*** Opening Material shown ***
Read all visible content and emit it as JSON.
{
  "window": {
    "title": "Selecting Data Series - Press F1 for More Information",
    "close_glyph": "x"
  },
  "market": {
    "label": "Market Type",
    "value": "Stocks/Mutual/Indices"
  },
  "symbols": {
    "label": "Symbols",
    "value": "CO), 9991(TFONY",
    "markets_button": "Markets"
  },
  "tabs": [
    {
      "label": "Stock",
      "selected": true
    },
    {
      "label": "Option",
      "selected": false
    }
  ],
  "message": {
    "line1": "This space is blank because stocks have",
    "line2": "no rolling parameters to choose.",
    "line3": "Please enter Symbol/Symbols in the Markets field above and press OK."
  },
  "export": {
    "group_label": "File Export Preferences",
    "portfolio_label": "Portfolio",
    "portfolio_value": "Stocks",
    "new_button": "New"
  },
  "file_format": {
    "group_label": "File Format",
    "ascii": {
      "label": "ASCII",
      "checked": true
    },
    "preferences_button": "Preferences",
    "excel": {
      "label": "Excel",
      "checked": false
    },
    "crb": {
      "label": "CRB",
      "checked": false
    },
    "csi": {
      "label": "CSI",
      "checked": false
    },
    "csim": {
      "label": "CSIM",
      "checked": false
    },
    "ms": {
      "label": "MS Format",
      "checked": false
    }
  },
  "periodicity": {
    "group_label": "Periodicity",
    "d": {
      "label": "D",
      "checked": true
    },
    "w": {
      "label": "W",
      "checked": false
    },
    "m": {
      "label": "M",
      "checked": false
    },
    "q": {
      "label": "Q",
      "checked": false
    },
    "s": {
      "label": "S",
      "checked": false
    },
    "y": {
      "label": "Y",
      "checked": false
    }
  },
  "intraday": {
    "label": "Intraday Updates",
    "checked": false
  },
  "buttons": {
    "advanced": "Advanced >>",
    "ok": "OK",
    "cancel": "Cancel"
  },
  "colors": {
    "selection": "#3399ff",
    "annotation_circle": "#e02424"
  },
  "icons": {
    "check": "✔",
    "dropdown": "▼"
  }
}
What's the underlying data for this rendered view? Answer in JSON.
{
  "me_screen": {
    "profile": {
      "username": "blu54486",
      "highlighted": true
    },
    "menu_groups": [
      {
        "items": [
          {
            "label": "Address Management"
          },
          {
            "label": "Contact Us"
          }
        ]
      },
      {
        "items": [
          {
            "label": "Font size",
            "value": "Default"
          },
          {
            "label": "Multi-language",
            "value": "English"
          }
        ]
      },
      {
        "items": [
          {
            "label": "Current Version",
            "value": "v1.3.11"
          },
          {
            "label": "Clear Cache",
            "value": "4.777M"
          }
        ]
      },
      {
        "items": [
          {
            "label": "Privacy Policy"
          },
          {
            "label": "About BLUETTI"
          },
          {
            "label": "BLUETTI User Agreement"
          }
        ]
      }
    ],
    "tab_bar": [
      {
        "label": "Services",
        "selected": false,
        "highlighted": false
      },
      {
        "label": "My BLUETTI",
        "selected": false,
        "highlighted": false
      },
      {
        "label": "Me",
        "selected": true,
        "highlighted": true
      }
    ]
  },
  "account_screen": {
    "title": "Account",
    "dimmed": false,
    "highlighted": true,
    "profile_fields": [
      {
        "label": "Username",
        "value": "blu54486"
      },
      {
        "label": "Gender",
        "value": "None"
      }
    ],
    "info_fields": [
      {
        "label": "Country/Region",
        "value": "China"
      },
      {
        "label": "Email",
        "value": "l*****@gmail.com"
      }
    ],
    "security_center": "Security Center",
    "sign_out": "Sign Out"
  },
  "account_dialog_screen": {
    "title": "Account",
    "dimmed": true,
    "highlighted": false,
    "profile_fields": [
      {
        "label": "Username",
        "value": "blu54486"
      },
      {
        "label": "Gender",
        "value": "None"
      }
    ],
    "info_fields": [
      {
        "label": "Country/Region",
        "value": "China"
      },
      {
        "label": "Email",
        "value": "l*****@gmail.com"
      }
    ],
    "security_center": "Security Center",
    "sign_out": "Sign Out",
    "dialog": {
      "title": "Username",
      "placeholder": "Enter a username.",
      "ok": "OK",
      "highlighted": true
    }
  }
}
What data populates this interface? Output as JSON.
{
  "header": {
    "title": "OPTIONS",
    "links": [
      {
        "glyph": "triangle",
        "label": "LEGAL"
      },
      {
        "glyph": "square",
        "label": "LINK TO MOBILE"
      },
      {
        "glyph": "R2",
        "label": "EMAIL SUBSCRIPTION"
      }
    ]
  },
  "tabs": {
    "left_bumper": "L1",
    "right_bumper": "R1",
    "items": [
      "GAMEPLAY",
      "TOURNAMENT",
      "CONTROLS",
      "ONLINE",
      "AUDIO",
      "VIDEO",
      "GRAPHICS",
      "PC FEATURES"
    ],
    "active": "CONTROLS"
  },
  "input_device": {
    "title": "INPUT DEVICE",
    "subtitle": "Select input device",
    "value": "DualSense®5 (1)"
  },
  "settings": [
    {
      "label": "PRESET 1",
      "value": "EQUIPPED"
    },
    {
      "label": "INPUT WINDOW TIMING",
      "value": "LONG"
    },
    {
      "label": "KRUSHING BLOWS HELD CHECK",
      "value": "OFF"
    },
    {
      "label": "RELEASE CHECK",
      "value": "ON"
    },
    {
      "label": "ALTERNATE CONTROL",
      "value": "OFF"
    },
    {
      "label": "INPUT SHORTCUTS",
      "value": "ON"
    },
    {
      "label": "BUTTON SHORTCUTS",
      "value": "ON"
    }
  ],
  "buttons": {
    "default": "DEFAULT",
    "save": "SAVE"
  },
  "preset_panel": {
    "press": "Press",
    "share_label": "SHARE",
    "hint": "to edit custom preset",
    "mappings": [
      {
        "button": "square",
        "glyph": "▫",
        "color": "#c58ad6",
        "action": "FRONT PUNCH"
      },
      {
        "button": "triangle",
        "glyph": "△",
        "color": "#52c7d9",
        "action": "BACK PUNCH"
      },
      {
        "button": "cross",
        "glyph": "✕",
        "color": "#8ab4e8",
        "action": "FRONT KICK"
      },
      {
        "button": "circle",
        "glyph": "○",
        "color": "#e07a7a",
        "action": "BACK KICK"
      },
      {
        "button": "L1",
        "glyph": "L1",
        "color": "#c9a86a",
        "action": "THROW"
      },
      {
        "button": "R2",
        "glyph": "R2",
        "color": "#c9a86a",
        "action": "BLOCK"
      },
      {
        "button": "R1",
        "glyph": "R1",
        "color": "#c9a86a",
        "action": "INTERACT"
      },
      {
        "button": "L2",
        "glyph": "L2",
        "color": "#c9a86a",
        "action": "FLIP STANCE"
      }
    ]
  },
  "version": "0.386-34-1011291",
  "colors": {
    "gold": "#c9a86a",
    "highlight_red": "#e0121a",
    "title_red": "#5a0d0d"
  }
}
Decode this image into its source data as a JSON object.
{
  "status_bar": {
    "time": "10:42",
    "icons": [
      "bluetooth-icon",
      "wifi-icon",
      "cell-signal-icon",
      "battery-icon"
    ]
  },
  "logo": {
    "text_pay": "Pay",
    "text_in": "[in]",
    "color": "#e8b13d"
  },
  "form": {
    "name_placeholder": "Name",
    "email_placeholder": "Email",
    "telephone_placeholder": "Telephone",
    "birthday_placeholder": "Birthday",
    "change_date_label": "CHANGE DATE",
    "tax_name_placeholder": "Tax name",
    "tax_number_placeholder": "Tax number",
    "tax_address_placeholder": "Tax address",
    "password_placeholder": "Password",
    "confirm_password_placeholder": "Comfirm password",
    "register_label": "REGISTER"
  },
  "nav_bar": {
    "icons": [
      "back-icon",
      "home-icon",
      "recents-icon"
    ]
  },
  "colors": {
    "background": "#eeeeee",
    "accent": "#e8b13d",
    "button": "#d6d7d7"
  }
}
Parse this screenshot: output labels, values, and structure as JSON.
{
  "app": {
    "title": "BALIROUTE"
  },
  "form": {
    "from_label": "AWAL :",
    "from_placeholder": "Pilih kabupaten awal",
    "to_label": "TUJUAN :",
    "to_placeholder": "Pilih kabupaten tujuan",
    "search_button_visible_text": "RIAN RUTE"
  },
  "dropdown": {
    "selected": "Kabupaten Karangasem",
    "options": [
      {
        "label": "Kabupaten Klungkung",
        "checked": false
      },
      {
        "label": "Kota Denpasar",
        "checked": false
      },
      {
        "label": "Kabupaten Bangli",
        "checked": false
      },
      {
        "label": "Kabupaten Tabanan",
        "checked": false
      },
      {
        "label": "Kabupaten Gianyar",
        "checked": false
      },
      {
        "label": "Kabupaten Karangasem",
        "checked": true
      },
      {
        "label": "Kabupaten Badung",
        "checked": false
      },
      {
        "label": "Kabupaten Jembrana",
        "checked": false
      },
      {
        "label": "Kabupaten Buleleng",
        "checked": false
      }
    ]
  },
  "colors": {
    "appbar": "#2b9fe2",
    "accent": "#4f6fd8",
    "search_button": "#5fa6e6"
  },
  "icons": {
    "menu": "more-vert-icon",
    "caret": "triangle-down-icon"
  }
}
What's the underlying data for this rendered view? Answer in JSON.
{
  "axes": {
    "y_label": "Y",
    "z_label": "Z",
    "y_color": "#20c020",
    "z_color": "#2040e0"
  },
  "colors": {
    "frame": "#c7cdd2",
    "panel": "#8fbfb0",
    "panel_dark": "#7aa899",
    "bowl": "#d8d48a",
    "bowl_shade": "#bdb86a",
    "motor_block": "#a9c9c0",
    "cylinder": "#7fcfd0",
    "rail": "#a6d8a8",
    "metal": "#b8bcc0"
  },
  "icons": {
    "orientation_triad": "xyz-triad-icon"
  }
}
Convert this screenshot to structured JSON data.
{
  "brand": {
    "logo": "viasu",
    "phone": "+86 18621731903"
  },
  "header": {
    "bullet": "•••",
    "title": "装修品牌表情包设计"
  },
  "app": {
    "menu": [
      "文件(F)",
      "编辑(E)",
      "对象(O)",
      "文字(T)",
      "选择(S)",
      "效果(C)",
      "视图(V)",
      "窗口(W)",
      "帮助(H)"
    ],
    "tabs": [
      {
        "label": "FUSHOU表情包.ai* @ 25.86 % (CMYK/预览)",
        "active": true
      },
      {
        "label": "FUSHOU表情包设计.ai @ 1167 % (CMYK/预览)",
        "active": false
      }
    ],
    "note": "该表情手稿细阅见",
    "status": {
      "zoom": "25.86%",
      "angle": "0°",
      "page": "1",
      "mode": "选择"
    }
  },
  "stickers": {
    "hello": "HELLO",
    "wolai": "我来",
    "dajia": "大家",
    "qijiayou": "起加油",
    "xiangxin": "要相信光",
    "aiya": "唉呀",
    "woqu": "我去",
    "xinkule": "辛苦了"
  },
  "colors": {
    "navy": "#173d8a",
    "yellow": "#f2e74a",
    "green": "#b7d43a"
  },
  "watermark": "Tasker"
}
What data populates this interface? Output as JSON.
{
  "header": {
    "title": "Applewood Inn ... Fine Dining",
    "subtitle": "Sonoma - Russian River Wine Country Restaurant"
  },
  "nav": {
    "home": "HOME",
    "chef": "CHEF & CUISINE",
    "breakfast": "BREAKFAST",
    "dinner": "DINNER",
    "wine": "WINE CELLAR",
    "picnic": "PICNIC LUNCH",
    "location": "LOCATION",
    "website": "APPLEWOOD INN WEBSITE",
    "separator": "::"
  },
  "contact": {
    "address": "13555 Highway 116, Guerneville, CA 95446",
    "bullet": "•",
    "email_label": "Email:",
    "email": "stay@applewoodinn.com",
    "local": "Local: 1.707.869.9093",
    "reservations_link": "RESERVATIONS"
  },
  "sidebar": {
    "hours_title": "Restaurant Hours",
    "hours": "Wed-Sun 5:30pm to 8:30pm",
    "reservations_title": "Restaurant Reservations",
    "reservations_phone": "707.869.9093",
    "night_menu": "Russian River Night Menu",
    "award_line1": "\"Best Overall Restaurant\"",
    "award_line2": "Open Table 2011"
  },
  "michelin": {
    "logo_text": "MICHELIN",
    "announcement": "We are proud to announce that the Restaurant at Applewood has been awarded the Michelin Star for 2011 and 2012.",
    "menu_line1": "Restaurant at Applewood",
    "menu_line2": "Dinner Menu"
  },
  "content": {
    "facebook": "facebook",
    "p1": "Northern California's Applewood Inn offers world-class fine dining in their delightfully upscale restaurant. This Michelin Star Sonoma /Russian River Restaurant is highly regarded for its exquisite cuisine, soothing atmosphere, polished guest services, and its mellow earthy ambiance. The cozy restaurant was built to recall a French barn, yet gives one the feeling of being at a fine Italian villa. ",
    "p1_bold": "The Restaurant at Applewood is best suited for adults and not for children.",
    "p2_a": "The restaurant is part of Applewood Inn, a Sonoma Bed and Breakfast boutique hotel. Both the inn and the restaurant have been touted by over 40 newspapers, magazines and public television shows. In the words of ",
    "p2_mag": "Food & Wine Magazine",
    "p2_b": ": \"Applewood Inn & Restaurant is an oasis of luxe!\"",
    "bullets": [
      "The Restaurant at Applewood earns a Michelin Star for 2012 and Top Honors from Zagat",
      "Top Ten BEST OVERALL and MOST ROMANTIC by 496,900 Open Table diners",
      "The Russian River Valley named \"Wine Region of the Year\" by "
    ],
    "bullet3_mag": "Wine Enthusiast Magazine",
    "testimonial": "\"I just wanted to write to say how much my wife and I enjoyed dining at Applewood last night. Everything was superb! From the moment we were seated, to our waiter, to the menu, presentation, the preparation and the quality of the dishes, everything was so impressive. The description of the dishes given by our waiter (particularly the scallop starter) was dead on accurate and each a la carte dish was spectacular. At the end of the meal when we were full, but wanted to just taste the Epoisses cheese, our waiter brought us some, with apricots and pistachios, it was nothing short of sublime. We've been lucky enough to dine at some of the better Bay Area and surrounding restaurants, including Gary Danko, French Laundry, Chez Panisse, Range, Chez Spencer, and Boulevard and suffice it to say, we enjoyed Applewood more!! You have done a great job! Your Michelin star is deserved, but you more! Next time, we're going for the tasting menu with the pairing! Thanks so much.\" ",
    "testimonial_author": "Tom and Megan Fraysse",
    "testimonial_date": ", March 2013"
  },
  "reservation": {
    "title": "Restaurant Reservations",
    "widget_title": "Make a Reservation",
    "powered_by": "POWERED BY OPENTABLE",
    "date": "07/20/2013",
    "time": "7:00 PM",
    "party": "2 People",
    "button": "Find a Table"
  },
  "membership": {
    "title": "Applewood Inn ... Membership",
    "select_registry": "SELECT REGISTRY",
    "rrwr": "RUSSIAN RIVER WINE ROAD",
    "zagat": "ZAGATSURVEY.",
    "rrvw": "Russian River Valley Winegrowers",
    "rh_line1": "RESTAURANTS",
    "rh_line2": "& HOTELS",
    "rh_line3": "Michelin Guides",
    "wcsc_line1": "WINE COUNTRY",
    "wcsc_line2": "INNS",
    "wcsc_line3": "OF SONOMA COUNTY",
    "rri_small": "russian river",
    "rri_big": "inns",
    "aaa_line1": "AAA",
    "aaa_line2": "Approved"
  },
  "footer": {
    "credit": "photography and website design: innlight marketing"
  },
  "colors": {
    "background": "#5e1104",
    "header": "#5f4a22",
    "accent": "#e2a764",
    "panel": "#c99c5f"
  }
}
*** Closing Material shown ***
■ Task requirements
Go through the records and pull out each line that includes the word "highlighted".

■ Exercise result
      "highlighted": true
        "highlighted": false
        "highlighted": false
        "highlighted": true
    "highlighted": true,
    "highlighted": false,
      "highlighted": true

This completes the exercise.